Wajid Ali

 

"Halaat-e-Hazra (Current Affairs) is a portrayal of human catastrophe in the present era. It is a picture of the recession of values, behavior and lifestyle. It is a depiction of a hypocritical society where humanity is crushed every second. A society where lust, hatred and hostility are the instruments of socio-political damage.

 

Barbed wires provide a sense of security but in today's world it has become a weapon curbing norms of life, relations, security and above all freedom. It is a tool for the powerful to use."

 

Wajid Aly

 

Since it was first patented in America in 1874, barbed wire has become a symbol of the modern age. Also called the "Devils Rope", it is many things to many people: used both to imprison and shut out, it has been used by artists and designers in every culture, as a symbol of oppression. Vajid , a young artist whose shock at the world he is struggling to move forward in, represents perhaps all youth who are stifled from expression themselves, whose dreams like the clouds and flowing waters, traditional poetical symbols of free thought, are locked.
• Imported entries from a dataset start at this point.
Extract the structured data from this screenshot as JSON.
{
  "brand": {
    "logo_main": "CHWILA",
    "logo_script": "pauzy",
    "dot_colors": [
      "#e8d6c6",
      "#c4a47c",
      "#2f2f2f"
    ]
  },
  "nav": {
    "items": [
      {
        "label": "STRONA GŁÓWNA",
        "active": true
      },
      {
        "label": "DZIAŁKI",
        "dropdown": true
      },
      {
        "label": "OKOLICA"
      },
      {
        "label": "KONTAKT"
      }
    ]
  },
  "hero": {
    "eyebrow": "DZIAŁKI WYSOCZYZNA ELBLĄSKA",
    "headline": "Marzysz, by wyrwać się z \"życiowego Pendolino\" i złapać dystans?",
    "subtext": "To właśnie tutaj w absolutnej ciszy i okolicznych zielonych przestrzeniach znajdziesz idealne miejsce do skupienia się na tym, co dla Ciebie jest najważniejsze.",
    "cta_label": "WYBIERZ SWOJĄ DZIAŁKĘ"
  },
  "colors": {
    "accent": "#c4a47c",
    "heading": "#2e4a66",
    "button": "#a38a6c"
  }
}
With the directness more often found in poetry, Vajid, who is also a poet, has used imagery which will be familiar to those who are aware of our literary traditions.

 

Those suffering political oppression, those swarming like bees to sources of power, those trapped on the other side of the law, victims of consumer lies, women navigating their way between visibility and invisibility, are all fellow travelers as in his bus, isolated, guarded and anxious. Have we been imprisoned for so long that we cannot accept freedom? Is the end of our journey ripped and torn bodies, hanging like washings? In new hope like the drop of rainwater from the eaves, is there the reflection of more oppression to come?

 

 

Before we turn away from the dark and stark imagery of Wajid's paintings, we must remember this is a very young man who, instead of youthful optimism, feels paralyzed by hopelessness like his prisoner who does not want to face the world awaiting him outside his open prison door.

 

Durriya Kazi

Head of Dept of Visual Studies, University of Karachi